**Exercise aim:** How many lines in the records below contain the string "color"? Answer with the number alone.
BEGIN Dataset excerpts
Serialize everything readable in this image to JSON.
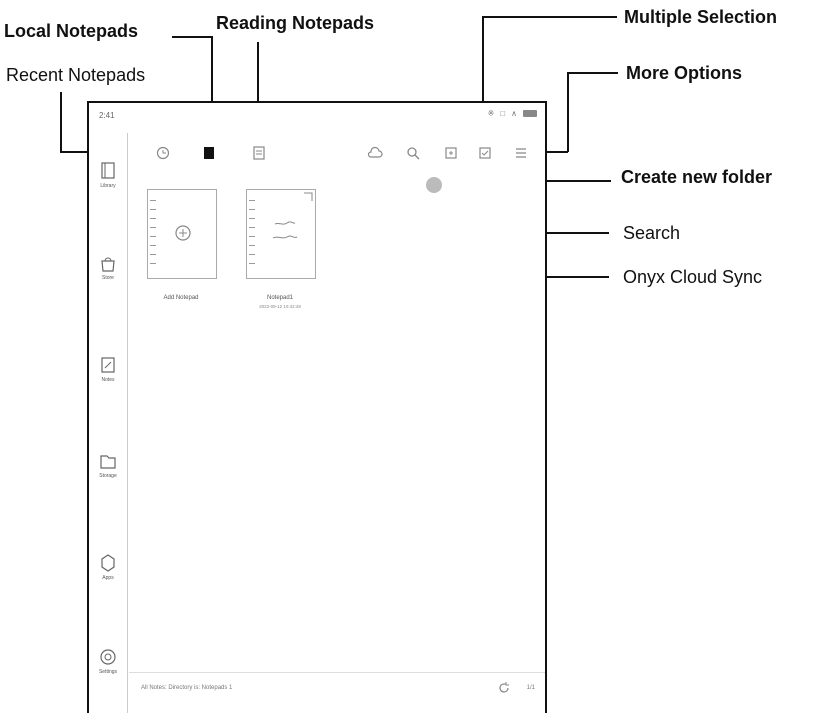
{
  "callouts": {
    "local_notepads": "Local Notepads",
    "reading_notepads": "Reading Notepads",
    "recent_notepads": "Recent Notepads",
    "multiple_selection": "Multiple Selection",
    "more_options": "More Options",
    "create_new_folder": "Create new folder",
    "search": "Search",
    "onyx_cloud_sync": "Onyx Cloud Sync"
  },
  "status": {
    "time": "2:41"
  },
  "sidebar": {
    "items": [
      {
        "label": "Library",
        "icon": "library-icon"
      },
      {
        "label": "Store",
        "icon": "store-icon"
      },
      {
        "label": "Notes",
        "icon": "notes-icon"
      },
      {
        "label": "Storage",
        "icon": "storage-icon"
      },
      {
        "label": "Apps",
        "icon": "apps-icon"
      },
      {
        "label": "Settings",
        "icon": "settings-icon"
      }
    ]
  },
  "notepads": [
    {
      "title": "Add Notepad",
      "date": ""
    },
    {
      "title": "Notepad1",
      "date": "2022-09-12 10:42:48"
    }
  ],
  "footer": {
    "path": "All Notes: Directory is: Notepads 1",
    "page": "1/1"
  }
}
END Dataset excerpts
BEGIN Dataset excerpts
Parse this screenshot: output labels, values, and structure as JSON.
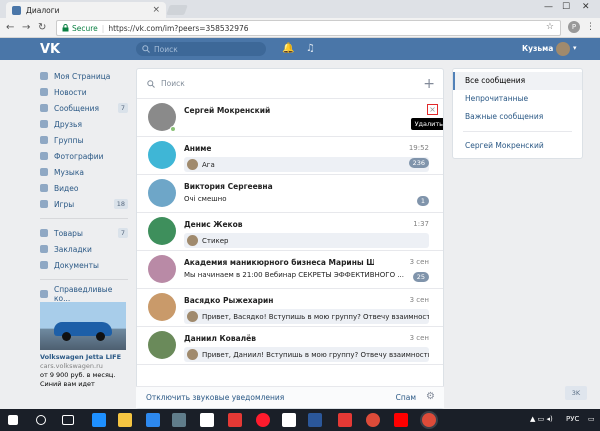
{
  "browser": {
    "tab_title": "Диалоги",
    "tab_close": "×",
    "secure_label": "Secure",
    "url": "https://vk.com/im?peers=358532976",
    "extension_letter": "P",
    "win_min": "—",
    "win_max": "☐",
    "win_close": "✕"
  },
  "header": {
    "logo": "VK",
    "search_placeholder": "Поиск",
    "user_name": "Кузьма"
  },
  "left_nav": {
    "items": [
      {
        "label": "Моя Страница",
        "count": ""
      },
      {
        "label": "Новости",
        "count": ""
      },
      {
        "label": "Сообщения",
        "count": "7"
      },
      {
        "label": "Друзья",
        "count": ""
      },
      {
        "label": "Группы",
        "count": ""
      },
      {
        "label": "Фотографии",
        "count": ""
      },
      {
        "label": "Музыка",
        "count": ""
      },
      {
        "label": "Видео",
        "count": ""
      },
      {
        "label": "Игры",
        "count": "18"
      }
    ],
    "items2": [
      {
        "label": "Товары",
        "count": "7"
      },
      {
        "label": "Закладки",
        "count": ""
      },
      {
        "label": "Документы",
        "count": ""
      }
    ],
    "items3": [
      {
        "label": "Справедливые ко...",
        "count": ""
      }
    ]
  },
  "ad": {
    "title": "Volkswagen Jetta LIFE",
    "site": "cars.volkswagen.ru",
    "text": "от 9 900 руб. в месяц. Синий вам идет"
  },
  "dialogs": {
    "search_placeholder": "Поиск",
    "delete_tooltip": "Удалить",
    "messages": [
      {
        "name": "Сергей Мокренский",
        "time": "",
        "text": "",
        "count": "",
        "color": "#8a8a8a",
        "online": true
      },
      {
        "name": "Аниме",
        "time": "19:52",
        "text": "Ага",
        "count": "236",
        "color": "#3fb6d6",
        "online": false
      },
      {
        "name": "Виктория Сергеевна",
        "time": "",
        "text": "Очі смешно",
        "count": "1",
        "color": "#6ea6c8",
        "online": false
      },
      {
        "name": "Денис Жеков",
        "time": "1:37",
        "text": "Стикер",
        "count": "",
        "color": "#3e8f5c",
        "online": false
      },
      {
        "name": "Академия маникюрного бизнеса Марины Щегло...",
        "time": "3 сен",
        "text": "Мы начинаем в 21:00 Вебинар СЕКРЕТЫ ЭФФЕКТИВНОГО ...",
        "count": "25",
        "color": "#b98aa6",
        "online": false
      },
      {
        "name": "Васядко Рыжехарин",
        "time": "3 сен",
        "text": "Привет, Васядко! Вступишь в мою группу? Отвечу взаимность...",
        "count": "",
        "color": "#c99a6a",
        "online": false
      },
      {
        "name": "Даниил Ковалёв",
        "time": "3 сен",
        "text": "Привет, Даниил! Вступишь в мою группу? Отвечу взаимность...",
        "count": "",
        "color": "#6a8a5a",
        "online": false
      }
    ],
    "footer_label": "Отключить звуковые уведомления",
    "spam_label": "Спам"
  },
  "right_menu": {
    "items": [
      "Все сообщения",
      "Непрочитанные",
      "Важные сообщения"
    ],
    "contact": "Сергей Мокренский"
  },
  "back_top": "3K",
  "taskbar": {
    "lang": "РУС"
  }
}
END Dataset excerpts
**Solution to this exercise:** 7